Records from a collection
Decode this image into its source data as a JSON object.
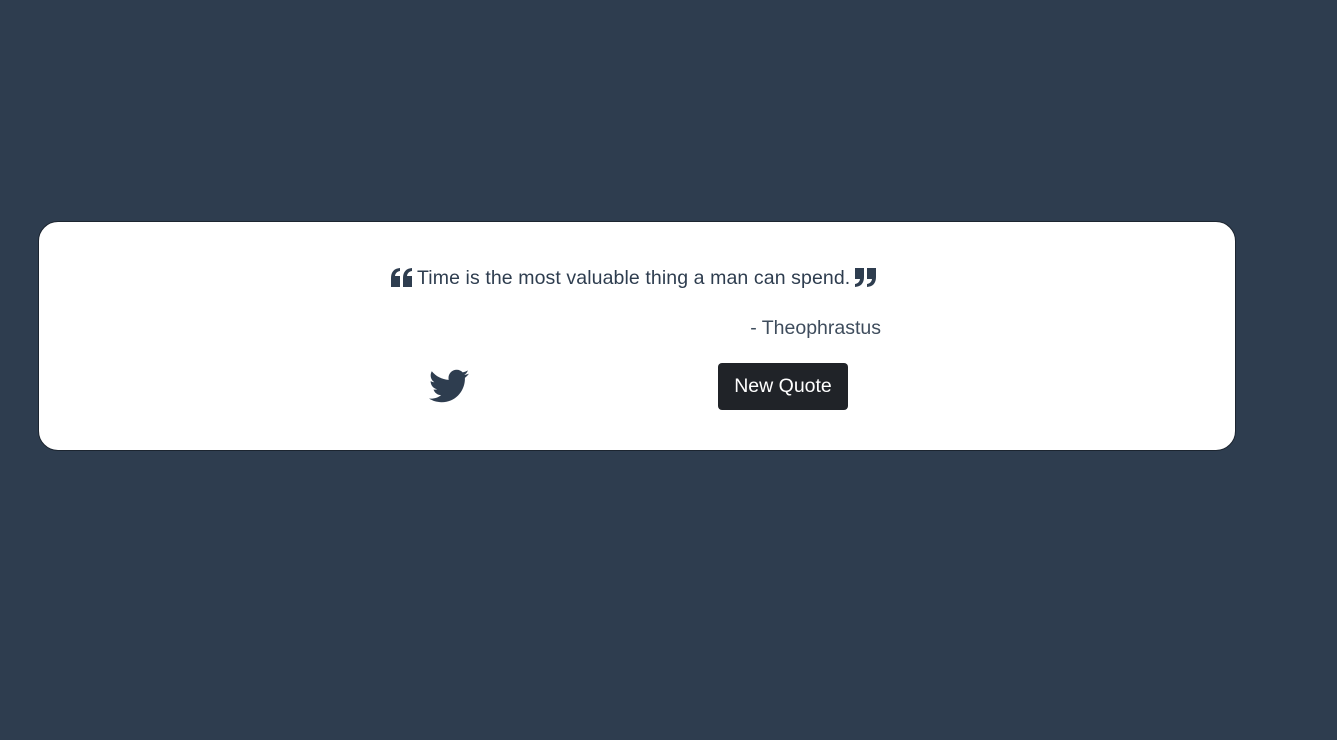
{
  "quote": {
    "text": "Time is the most valuable thing a man can spend.",
    "author": "- Theophrastus",
    "open_icon": "quote-left-icon",
    "close_icon": "quote-right-icon"
  },
  "actions": {
    "tweet_icon": "twitter-icon",
    "new_quote_label": "New Quote"
  },
  "colors": {
    "background": "#2e3d4f",
    "card": "#ffffff",
    "text": "#2e3d4f",
    "button": "#202328",
    "button_text": "#ffffff"
  }
}
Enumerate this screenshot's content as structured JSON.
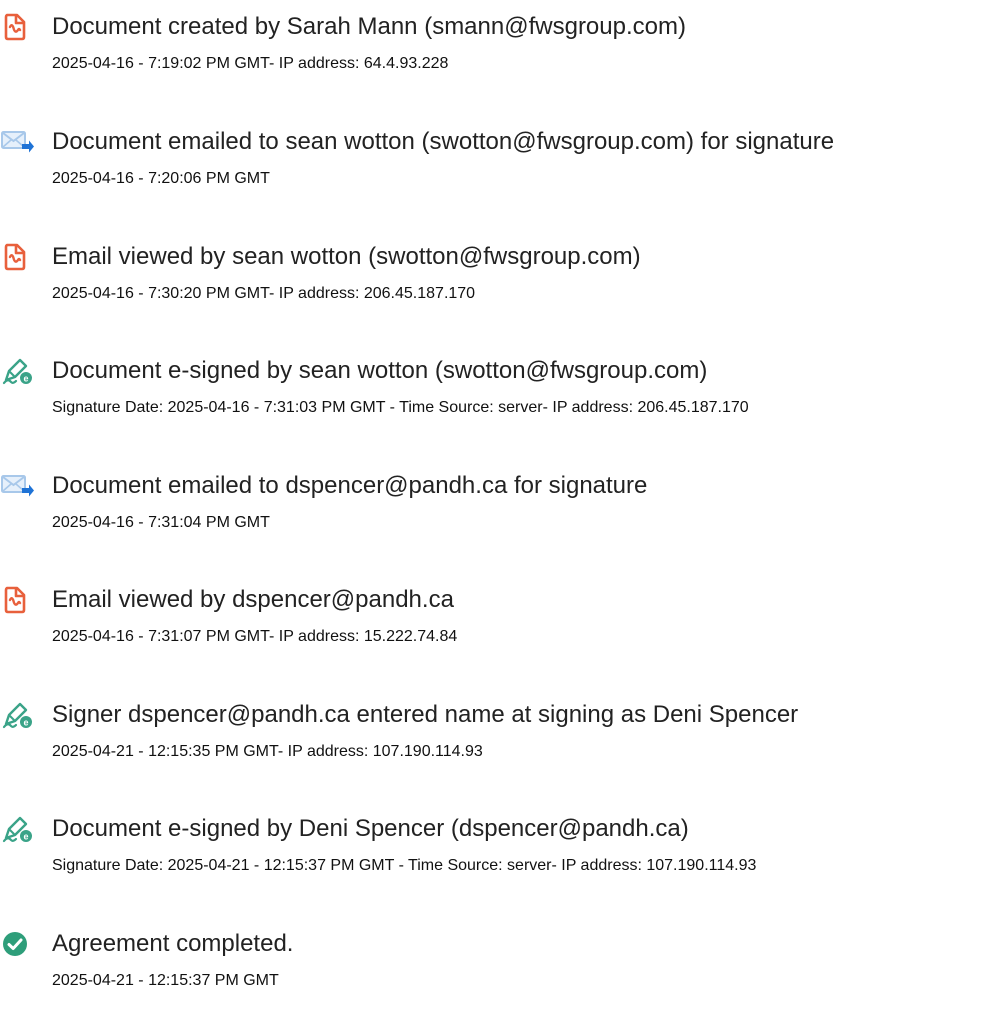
{
  "events": [
    {
      "icon": "document-icon",
      "title": "Document created by Sarah Mann (smann@fwsgroup.com)",
      "detail": "2025-04-16 - 7:19:02 PM GMT- IP address: 64.4.93.228"
    },
    {
      "icon": "email-icon",
      "title": "Document emailed to sean wotton (swotton@fwsgroup.com) for signature",
      "detail": "2025-04-16 - 7:20:06 PM GMT"
    },
    {
      "icon": "document-icon",
      "title": "Email viewed by sean wotton (swotton@fwsgroup.com)",
      "detail": "2025-04-16 - 7:30:20 PM GMT- IP address: 206.45.187.170"
    },
    {
      "icon": "esign-pen-icon",
      "title": "Document e-signed by sean wotton (swotton@fwsgroup.com)",
      "detail": "Signature Date: 2025-04-16 - 7:31:03 PM GMT - Time Source: server- IP address: 206.45.187.170"
    },
    {
      "icon": "email-icon",
      "title": "Document emailed to dspencer@pandh.ca for signature",
      "detail": "2025-04-16 - 7:31:04 PM GMT"
    },
    {
      "icon": "document-icon",
      "title": "Email viewed by dspencer@pandh.ca",
      "detail": "2025-04-16 - 7:31:07 PM GMT- IP address: 15.222.74.84"
    },
    {
      "icon": "esign-pen-icon",
      "title": "Signer dspencer@pandh.ca entered name at signing as Deni Spencer",
      "detail": "2025-04-21 - 12:15:35 PM GMT- IP address: 107.190.114.93"
    },
    {
      "icon": "esign-pen-icon",
      "title": "Document e-signed by Deni Spencer (dspencer@pandh.ca)",
      "detail": "Signature Date: 2025-04-21 - 12:15:37 PM GMT - Time Source: server- IP address: 107.190.114.93"
    },
    {
      "icon": "check-circle-icon",
      "title": "Agreement completed.",
      "detail": "2025-04-21 - 12:15:37 PM GMT"
    }
  ],
  "colors": {
    "document_icon": "#e8603c",
    "email_icon_envelope": "#a8c8ea",
    "email_icon_arrow": "#1f73d6",
    "pen_icon": "#3aa388",
    "check_icon": "#2e9e7a",
    "title_text": "#222222",
    "detail_text": "#111111"
  }
}
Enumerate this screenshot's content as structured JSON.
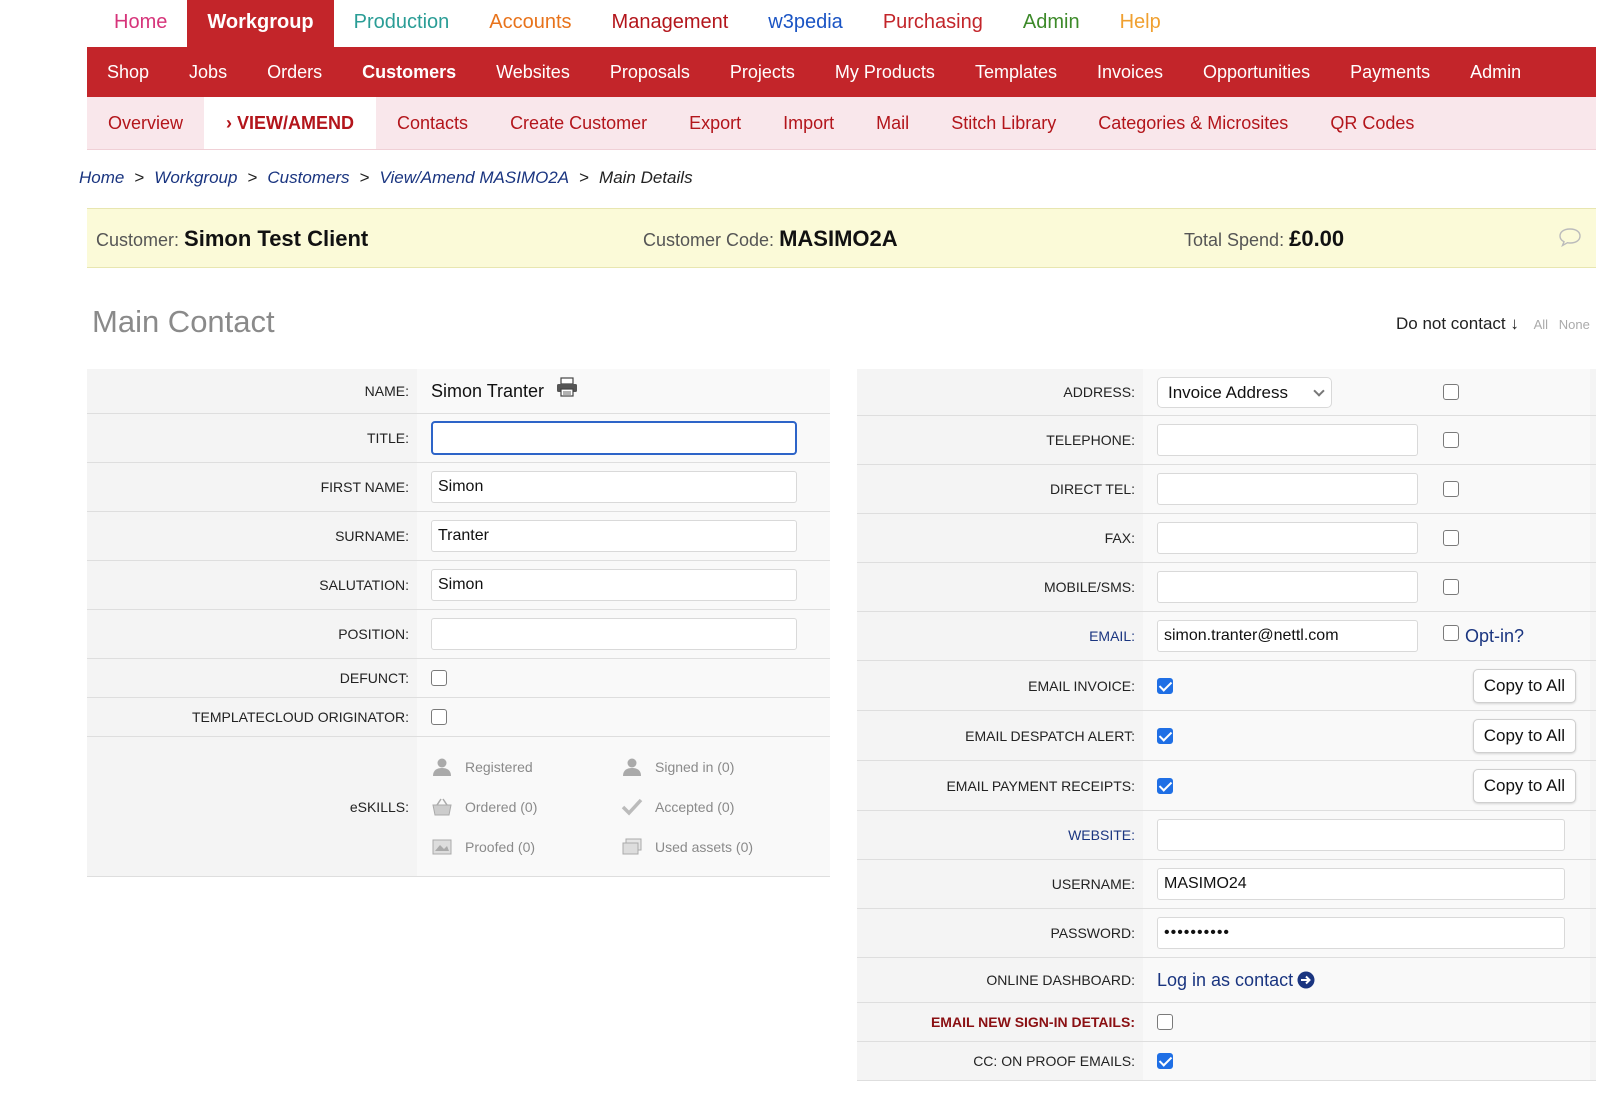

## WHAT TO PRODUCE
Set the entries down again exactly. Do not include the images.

## WRITTEN ANSWER
Decode this image into its source data as a JSON object.
{
  "quote": {
    "text": "Time is the most valuable thing a man can spend.",
    "author": "- Theophrastus",
    "open_icon": "quote-left-icon",
    "close_icon": "quote-right-icon"
  },
  "actions": {
    "tweet_icon": "twitter-icon",
    "new_quote_label": "New Quote"
  },
  "colors": {
    "background": "#2e3d4f",
    "card": "#ffffff",
    "text": "#2e3d4f",
    "button": "#202328",
    "button_text": "#ffffff"
  }
}
Enumerate this screenshot's content as structured JSON.
{
  "events": [
    {
      "icon": "document-icon",
      "title": "Document created by Sarah Mann (smann@fwsgroup.com)",
      "detail": "2025-04-16 - 7:19:02 PM GMT- IP address: 64.4.93.228"
    },
    {
      "icon": "email-icon",
      "title": "Document emailed to sean wotton (swotton@fwsgroup.com) for signature",
      "detail": "2025-04-16 - 7:20:06 PM GMT"
    },
    {
      "icon": "document-icon",
      "title": "Email viewed by sean wotton (swotton@fwsgroup.com)",
      "detail": "2025-04-16 - 7:30:20 PM GMT- IP address: 206.45.187.170"
    },
    {
      "icon": "esign-pen-icon",
      "title": "Document e-signed by sean wotton (swotton@fwsgroup.com)",
      "detail": "Signature Date: 2025-04-16 - 7:31:03 PM GMT - Time Source: server- IP address: 206.45.187.170"
    },
    {
      "icon": "email-icon",
      "title": "Document emailed to dspencer@pandh.ca for signature",
      "detail": "2025-04-16 - 7:31:04 PM GMT"
    },
    {
      "icon": "document-icon",
      "title": "Email viewed by dspencer@pandh.ca",
      "detail": "2025-04-16 - 7:31:07 PM GMT- IP address: 15.222.74.84"
    },
    {
      "icon": "esign-pen-icon",
      "title": "Signer dspencer@pandh.ca entered name at signing as Deni Spencer",
      "detail": "2025-04-21 - 12:15:35 PM GMT- IP address: 107.190.114.93"
    },
    {
      "icon": "esign-pen-icon",
      "title": "Document e-signed by Deni Spencer (dspencer@pandh.ca)",
      "detail": "Signature Date: 2025-04-21 - 12:15:37 PM GMT - Time Source: server- IP address: 107.190.114.93"
    },
    {
      "icon": "check-circle-icon",
      "title": "Agreement completed.",
      "detail": "2025-04-21 - 12:15:37 PM GMT"
    }
  ],
  "colors": {
    "document_icon": "#e8603c",
    "email_icon_envelope": "#a8c8ea",
    "email_icon_arrow": "#1f73d6",
    "pen_icon": "#3aa388",
    "check_icon": "#2e9e7a",
    "title_text": "#222222",
    "detail_text": "#111111"
  }
}
Enumerate this screenshot's content as structured JSON.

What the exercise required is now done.